It reminded me of the time my nail clippers got confiscated at the airport. Again, my keys were left untouched. So was my laptop, which I could easily use to knock someone out if the spirit moved me. But those nail clippers? Lethal, I tell you! (Images of a terrorist holding a nail clipper to a hostage’s throat and saying, “One false move, and I’ll clip her! I swear to GOD I will!”)

You want to know what we really should be afraid of? The fact that the very people who would have us all hand over our nail clippers and artistic keychains are the same ones who feel that depriving the general populous of automatic weapons is an outrageous civil rights violation.

Heaven help us all.



On Mass Shootings

Once again we’ve suffered a tragedy in a school in which a very disturbed guy decided to take a lot of people with him to wherever one goes after this life. It’s upsetting. It also makes me angry.

Naturally, the topic of gun control is on everyone’s mind, and everyone is resigned to the fact that nothing will be done about it, despite popular opinion. For me it’s a no-brainer. No civilian needs an arsenal or an assault weapon. Bear arms all you want. Hunt all you want. But you don’t have to prepare for overkill. You’ve been watching Rambo too much. It’s absurd.

But I had a very fascinating talk recently with someone who has been in the mental health field here in Seattle for 40 years. She brought up some very interesting points. (I wasn’t taking any notes, so any errors are mine alone.)

She said that the number of people in Seattle who have been to the emergency room more than 50 times for mental health issues number in the thousands.

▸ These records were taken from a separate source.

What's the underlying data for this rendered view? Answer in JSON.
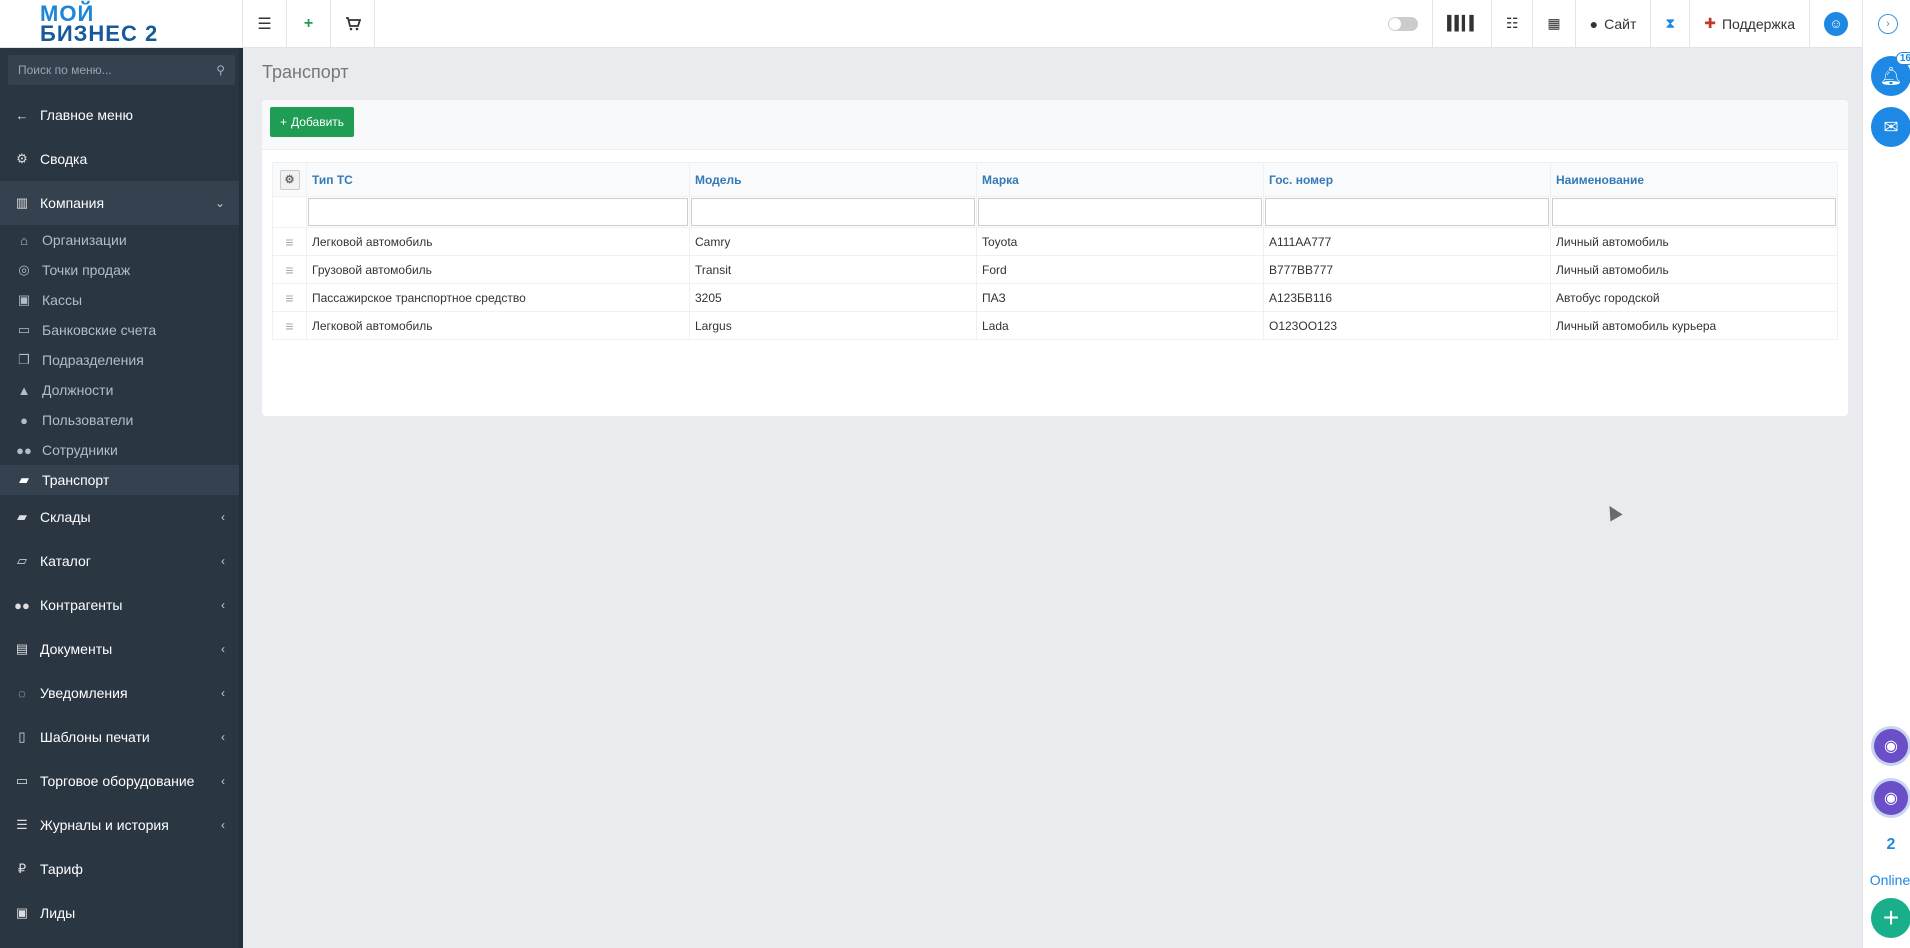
{
  "logo": {
    "line1": "МОЙ",
    "line2": "БИЗНЕС 2"
  },
  "topbar": {
    "site_label": "Сайт",
    "support_label": "Поддержка"
  },
  "sidebar": {
    "search_placeholder": "Поиск по меню...",
    "items": [
      {
        "label": "Главное меню",
        "icon": "arrow-left-icon"
      },
      {
        "label": "Сводка",
        "icon": "gear-icon"
      },
      {
        "label": "Компания",
        "icon": "bar-chart-icon"
      },
      {
        "label": "Склады",
        "icon": "truck-icon"
      },
      {
        "label": "Каталог",
        "icon": "folder-icon"
      },
      {
        "label": "Контрагенты",
        "icon": "users-icon"
      },
      {
        "label": "Документы",
        "icon": "document-icon"
      },
      {
        "label": "Уведомления",
        "icon": "chat-icon"
      },
      {
        "label": "Шаблоны печати",
        "icon": "file-icon"
      },
      {
        "label": "Торговое оборудование",
        "icon": "inbox-icon"
      },
      {
        "label": "Журналы и история",
        "icon": "list-icon"
      },
      {
        "label": "Тариф",
        "icon": "ruble-icon"
      },
      {
        "label": "Лиды",
        "icon": "contact-icon"
      }
    ],
    "company_sub": [
      {
        "label": "Организации",
        "icon": "bank-icon"
      },
      {
        "label": "Точки продаж",
        "icon": "target-icon"
      },
      {
        "label": "Кассы",
        "icon": "cash-icon"
      },
      {
        "label": "Банковские счета",
        "icon": "card-icon"
      },
      {
        "label": "Подразделения",
        "icon": "copy-icon"
      },
      {
        "label": "Должности",
        "icon": "graduation-cap-icon"
      },
      {
        "label": "Пользователи",
        "icon": "user-icon"
      },
      {
        "label": "Сотрудники",
        "icon": "group-icon"
      },
      {
        "label": "Транспорт",
        "icon": "car-icon"
      }
    ]
  },
  "page": {
    "title": "Транспорт",
    "add_button": "Добавить"
  },
  "table": {
    "columns": [
      "Тип ТС",
      "Модель",
      "Марка",
      "Гос. номер",
      "Наименование"
    ],
    "rows": [
      [
        "Легковой автомобиль",
        "Camry",
        "Toyota",
        "А111АА777",
        "Личный автомобиль"
      ],
      [
        "Грузовой автомобиль",
        "Transit",
        "Ford",
        "В777ВВ777",
        "Личный автомобиль"
      ],
      [
        "Пассажирское транспортное средство",
        "3205",
        "ПАЗ",
        "А123БВ116",
        "Автобус городской"
      ],
      [
        "Легковой автомобиль",
        "Largus",
        "Lada",
        "О123ОО123",
        "Личный автомобиль курьера"
      ]
    ]
  },
  "rail": {
    "notification_count": "16",
    "online_count": "2",
    "online_label": "Online"
  },
  "colors": {
    "sidebar_bg": "#2b3643",
    "accent_blue": "#337ab7",
    "add_green": "#1f9d55"
  }
}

Multiply that by every large city in the country and the figure becomes quite daunting.

And yet you cannot involuntarily admit these people for mental health treatment. Yes, there is the Baker Act which allows for a 72 hour hold, but after that, they are released. And it has been thus since Reagan discarded the Mental Health Systems act, which put many people back out on the streets.

Now imagine that you are a family member of someone who is obviously disturbed. You have been begging for help for them for years, but there’s no such help available. You’ve told the police that you are afraid he’ll do something violent. They tell you they can’t do anything until the crime is already committed. Chances are this relative is either homeless or living in your basement, and then you yourself are a prisoner in your own home. You hide your knives. You live in fear mixed with guilt and shame, and no one, NO ONE will help you.

But when this crazy relative of yours goes into some school or movie theater and opens fire, in the aftermath people blame you. They say, “His parents should have done something! How could his family be so blind?”

They are not blind, people. They are just not given the support that they so desperately need. Until we have clearly defined description of what this type of mental illness looks like, and the infrastructure to deal with it, and the legal ability to involuntarily admit such people (which apparently they have in England and their world hasn’t come to an end), this problem isn’t going to go away.

We are more than willing to throw money at the prison system, so these people can be housed after the damage has been done. And thanks to terrorists, we have Homeland Security. So expansive and expensive policy changes can be made. How much more death do we have to experience in the form of mass shootings before the mental health system is revamped?